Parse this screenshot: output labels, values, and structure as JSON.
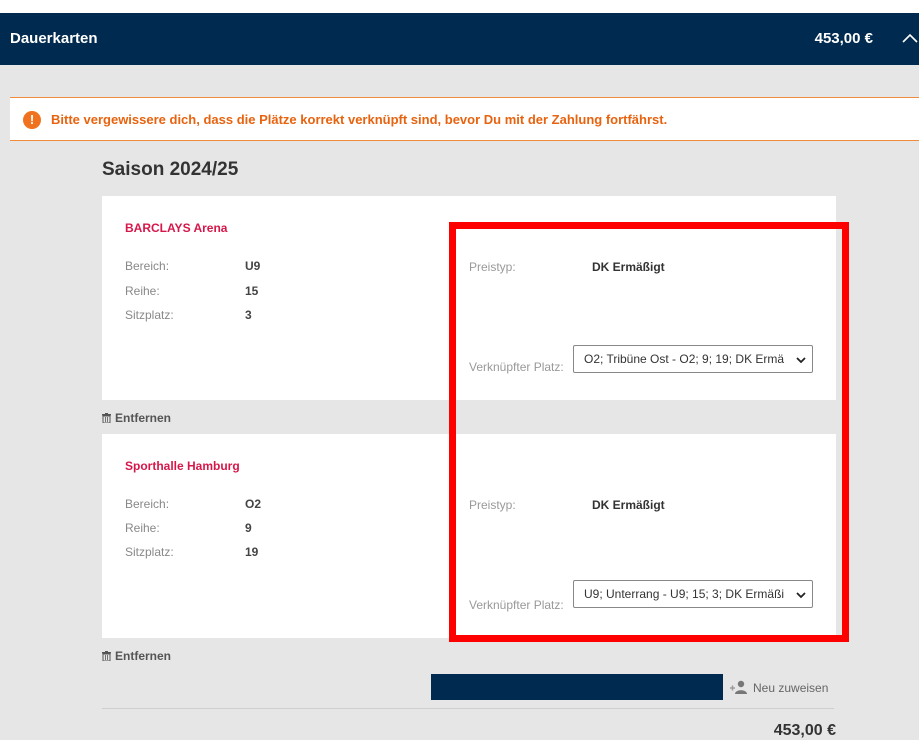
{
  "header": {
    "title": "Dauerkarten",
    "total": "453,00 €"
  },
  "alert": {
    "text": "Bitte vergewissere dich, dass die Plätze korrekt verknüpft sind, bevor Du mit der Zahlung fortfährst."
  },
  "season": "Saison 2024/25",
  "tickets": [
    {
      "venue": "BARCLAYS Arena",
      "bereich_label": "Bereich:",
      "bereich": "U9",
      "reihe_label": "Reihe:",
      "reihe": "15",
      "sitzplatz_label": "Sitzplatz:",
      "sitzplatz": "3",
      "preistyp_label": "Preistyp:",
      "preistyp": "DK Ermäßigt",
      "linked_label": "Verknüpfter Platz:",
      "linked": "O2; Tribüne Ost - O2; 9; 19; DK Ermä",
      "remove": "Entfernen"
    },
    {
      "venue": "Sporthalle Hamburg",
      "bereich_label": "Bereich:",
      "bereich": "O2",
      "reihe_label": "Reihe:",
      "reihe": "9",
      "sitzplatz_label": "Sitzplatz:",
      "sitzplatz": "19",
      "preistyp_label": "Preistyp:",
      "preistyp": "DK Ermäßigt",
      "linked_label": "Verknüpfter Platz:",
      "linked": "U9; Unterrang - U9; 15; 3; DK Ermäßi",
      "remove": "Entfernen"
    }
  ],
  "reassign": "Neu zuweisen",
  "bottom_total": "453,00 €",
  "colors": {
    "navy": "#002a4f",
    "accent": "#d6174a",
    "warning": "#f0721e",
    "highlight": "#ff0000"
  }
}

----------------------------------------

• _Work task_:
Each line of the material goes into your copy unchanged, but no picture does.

• _Your solution_:
Parse this screenshot: output labels, values, and structure as JSON.
{
  "header": {
    "title": "Dauerkarten",
    "total": "453,00 €"
  },
  "alert": {
    "text": "Bitte vergewissere dich, dass die Plätze korrekt verknüpft sind, bevor Du mit der Zahlung fortfährst."
  },
  "season": "Saison 2024/25",
  "tickets": [
    {
      "venue": "BARCLAYS Arena",
      "bereich_label": "Bereich:",
      "bereich": "U9",
      "reihe_label": "Reihe:",
      "reihe": "15",
      "sitzplatz_label": "Sitzplatz:",
      "sitzplatz": "3",
      "preistyp_label": "Preistyp:",
      "preistyp": "DK Ermäßigt",
      "linked_label": "Verknüpfter Platz:",
      "linked": "O2; Tribüne Ost - O2; 9; 19; DK Ermä",
      "remove": "Entfernen"
    },
    {
      "venue": "Sporthalle Hamburg",
      "bereich_label": "Bereich:",
      "bereich": "O2",
      "reihe_label": "Reihe:",
      "reihe": "9",
      "sitzplatz_label": "Sitzplatz:",
      "sitzplatz": "19",
      "preistyp_label": "Preistyp:",
      "preistyp": "DK Ermäßigt",
      "linked_label": "Verknüpfter Platz:",
      "linked": "U9; Unterrang - U9; 15; 3; DK Ermäßi",
      "remove": "Entfernen"
    }
  ],
  "reassign": "Neu zuweisen",
  "bottom_total": "453,00 €",
  "colors": {
    "navy": "#002a4f",
    "accent": "#d6174a",
    "warning": "#f0721e",
    "highlight": "#ff0000"
  }
}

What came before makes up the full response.